In 2021, the Centers for Medicare & Medicaid Services issued guidance in the form of the Notice of Benefit and Payment Parameters (the 2021 Regulations), which allowed plans to disregard manufacturer assistance payments when calculating a participant’s cost-sharing for purposes of administering the annual out-of-pocket maximum. Prior HHS guidance allowed this result only if a medically appropriate generic equivalent for the drug was available.
This practice of excluding manufacturer assistance from the participant’s out-of-pocket maximum is generally referred to as a “copay accumulator program.” Many plan sponsors welcomed the 2021 Regulations because copay accumulator programs help delay a participant’s progress toward the annual out-of-pocket maximum which, in turns, delays the date that their plans would become responsible for paying the full cost of in-network benefits. For example, under a classic copay accumulator design, if a participant receives $2,000 in manufacturer assistance, that $2,000 would not count toward the participant’s out-of-pocket maximum for that year. The plan would not need to start paying the full cost for medical expenses until the participant spends an additional $2,000 out-of-pocket towards his or her annual maximum limit.
Patient advocacy groups filed a lawsuit seeking to invalidate the 2021 Regulations. Upon review, the court determined that the Affordable Care Act’s use of the term “cost-sharing” was open to multiple different interpretations and that the 2021 Regulations failed to define “cost-sharing” in a way that conclusively resolved this ambiguity. Holding that there are “interpretive depths to this regulation that have yet to be plumbed,” the court vacated the 2021 Regulations and remanded the question to HHS for further review.
The court’s ruling has immediate and nationwide effect, which means employers can no longer rely on the 2021 Regulations to support their copay accumulator designs. HHS has publicly stated that it intends to issue guidance in response to the court’s decision. Until then, employers face uncertainty—not only as to how the new guidance will affect their plans going forward but also whether they will be required to make retroactive corrections to participants’ out-of-pocket maximums. For example, will plans be required to retroactively re-characterize manufacturer assistance received during the first nine months of 2023 as participant cost-sharing? And, if so, will plans be required to issue refunds if the recalculated amount of 2023 cost-sharing exceeds the current annual out-of-pocket maximums?
The ruling also sets up a possible conflict between a participant’s annual deductible and out-of-pocket maximum.
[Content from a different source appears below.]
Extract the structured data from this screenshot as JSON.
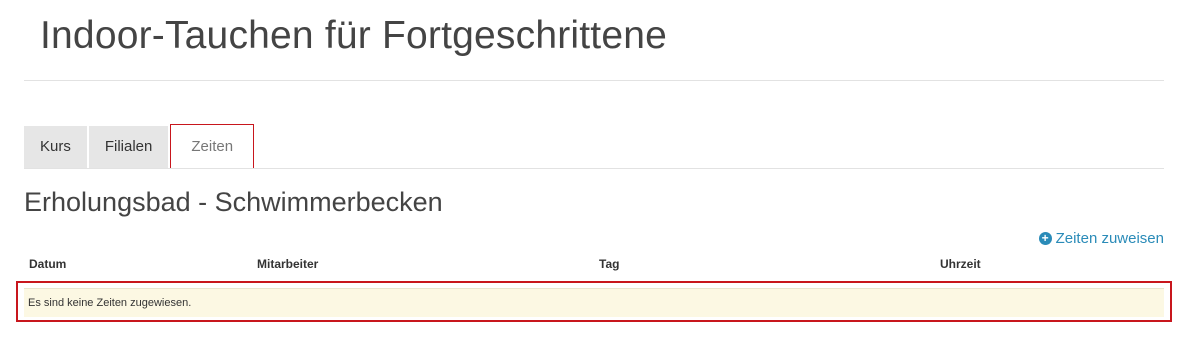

In the preamble to the 2021 Regulations, HHS specifically noted that its final rule was intended to give plans “maximum flexibility” to ensure compliance with other key design obligations (specifically with respect to high-deductible health plans and health savings account). As a result of this decision, plans must now also evaluate the impact that manufacturer assistance has on a participant’s annual deductible progress. For example, if manufacturer assistance causes a participant to meet his or her out-of-pocket maximum before the deductible has been satisfied, the participant may be disqualified from contributing to a health savings account.
Plan sponsors are encouraged to meet with their advisers and pharmacy benefit managers to determine the best course of action until further guidance is issued.